── Listed entries ──

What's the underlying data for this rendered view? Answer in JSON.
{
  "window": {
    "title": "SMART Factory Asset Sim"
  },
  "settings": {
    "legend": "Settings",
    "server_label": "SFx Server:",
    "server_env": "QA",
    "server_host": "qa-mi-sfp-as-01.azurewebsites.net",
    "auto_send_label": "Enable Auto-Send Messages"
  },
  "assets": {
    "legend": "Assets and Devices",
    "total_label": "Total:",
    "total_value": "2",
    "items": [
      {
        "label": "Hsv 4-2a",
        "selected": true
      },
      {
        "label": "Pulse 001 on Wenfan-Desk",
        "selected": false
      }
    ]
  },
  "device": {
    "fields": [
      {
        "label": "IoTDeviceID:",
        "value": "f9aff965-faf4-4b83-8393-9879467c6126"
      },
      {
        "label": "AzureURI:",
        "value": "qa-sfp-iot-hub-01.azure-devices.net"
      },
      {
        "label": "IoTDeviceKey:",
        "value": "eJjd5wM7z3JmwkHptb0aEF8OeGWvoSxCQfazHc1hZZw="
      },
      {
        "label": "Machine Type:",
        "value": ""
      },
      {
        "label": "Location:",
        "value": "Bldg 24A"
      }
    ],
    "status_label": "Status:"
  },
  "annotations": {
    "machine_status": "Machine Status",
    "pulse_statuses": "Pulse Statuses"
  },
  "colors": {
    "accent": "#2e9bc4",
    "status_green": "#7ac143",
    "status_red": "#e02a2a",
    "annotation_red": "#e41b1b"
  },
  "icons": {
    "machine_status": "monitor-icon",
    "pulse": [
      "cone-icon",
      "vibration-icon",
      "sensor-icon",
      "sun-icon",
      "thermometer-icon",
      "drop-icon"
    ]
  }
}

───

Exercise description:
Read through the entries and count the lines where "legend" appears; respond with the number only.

Answer to this exercise:
2